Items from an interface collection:

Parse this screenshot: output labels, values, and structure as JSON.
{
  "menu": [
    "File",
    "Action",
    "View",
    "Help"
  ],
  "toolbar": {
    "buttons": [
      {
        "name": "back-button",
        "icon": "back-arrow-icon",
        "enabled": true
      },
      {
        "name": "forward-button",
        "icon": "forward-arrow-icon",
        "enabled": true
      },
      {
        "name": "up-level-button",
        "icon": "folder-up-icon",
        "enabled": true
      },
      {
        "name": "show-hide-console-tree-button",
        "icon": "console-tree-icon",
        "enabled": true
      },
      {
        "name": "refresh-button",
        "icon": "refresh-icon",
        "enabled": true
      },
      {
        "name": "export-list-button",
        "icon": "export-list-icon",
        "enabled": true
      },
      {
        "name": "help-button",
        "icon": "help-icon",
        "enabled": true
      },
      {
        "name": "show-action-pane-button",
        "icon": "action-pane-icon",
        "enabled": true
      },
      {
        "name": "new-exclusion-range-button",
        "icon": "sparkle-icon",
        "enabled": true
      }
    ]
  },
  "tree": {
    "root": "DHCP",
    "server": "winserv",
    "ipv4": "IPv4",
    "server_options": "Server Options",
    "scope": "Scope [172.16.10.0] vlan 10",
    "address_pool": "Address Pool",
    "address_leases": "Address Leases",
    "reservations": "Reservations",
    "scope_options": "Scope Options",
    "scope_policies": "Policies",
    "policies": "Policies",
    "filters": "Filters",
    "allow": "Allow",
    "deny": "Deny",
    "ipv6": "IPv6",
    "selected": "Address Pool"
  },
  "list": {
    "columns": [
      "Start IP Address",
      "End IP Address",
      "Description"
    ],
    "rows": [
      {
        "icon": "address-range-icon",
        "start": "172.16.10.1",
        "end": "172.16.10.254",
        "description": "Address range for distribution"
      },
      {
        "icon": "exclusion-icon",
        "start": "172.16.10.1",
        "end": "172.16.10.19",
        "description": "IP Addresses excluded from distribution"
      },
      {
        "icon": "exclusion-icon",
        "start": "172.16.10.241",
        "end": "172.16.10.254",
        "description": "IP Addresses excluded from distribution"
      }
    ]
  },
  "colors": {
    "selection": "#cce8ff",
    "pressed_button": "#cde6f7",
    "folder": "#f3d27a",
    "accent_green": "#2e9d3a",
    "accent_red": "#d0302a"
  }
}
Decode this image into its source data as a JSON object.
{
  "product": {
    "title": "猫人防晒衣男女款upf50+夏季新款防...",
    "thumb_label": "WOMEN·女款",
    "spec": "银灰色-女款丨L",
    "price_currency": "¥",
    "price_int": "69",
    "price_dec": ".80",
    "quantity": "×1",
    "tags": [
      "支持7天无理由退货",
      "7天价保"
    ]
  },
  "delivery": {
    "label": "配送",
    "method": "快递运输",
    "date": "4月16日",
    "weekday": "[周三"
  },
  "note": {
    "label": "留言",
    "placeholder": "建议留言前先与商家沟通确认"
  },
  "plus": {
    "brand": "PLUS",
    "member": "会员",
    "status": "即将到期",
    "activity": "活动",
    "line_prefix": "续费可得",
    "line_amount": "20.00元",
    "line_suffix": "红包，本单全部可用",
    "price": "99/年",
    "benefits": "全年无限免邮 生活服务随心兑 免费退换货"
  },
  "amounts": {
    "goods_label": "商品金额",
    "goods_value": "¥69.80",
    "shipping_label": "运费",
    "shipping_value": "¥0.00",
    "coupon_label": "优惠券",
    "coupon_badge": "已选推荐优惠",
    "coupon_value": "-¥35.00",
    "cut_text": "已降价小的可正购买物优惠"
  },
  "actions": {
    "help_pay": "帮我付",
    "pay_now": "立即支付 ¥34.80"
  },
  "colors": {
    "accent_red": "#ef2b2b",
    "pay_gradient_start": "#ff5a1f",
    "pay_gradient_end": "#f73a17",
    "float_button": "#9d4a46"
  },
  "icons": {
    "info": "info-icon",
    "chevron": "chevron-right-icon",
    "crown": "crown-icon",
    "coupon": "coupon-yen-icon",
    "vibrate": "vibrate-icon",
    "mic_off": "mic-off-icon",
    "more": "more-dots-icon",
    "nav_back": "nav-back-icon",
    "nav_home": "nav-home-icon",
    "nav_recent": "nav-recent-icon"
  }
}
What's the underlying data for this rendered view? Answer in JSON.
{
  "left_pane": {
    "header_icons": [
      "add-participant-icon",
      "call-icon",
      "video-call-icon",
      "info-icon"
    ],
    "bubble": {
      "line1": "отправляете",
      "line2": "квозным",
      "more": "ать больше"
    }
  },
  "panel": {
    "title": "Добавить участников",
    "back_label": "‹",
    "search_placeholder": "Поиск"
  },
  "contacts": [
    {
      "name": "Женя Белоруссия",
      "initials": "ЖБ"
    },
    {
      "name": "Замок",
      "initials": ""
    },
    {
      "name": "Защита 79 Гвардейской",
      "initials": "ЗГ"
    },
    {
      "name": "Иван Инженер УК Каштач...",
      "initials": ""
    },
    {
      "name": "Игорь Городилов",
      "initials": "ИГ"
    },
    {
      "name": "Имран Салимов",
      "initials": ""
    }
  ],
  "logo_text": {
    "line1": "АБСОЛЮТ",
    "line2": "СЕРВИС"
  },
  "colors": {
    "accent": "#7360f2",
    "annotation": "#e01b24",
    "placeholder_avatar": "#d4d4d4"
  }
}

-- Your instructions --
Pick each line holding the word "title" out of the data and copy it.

-- Response to this task --
    "title": "猫人防晒衣男女款upf50+夏季新款防...",
    "title": "Добавить участников",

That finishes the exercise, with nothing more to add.